But the damage had been done, and what we’re learning about Trump is that, contrary to our previous assessments, he is deeply ideological about foreign and military policy. And this is reflected in his commitment to the Rand Paul/Tucker Carlson/”come home America”/isolationist wing of the Republican Party and its demands for withdrawal from conflict overseas and any semblance of “policing”. The volatility of this decision process and its impetuous delivery, of course, are vintage Trump, but this leadership style has particularly negative consequences in the world’s diplomatic circles and leaves the impression that all is not well in the West Wing. Further, as the Wall Street Journal has noted in an editorial, it is not unreasonable to conclude that Mr. Trump’s foreign policy can be distilled into two tactics–sanctions and tariffs–as substitutes for diplomacy. This does not bode well, realistically or politically, and the President needs to take stock of this vulnerability going into the 2020 election season.
But leave it to Trump to have a comeback, and that he did by ordering a successful raid resulting in the killing of the leader of ISIS and the world’s most notorious terrorist, Abu Bakr al-Baghdadi, a major victory in the war on terror. This doesn’t end the war with ISIS, but it did serve notice that, despite the obvious volatility in the West Wing, the White House is occupied by a leader who will make tough decisions and will not hesitate to extend American military power. A very timely event and major victory for Trump and the country, but, of course, don’t expect his political opponents to acknowledge it in any form or fashion. In fact, on a day conspicuous in its impact on our war with radical Islam, the American left and their fellow travelers still found it impossible to see anything positive in the successful raid. In their total derangement they can find nothing, however positive for the country, that will warrant commendation of this President. The rule seems to be if it benefits Trump it’s bad, if it hurts him, it’s good. I’ve avoided this conclusion for three years until now, but I am now drawn to the obvious—the left and their media colleagues hate Trump more than they love the country.

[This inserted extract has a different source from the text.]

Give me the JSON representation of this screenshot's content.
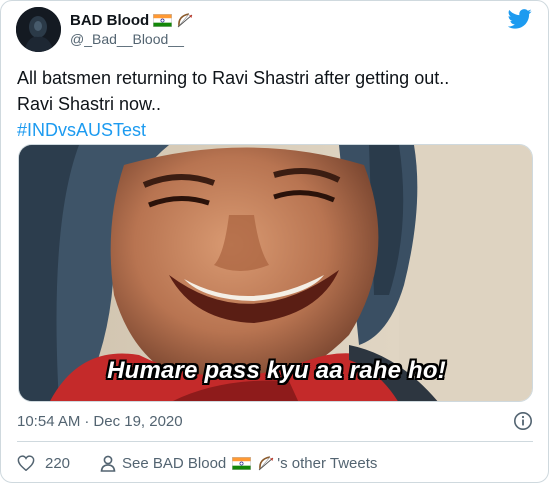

The Baghdadi raid should have reminded us that the U. S. remains as the indispensable country–no other country has the reach or capabilities to lead such an attack. So to think that America has an option to vacate the Middle East is a pipe dream; we cannot avoid the fact that this region as well as certain others around the world still matter a great deal to U. S. interests and will for the forseeable future. The problem is with the volatility of policy, which is confusing to friends and foes alike and, unfortunately, might just be business as usual with this President.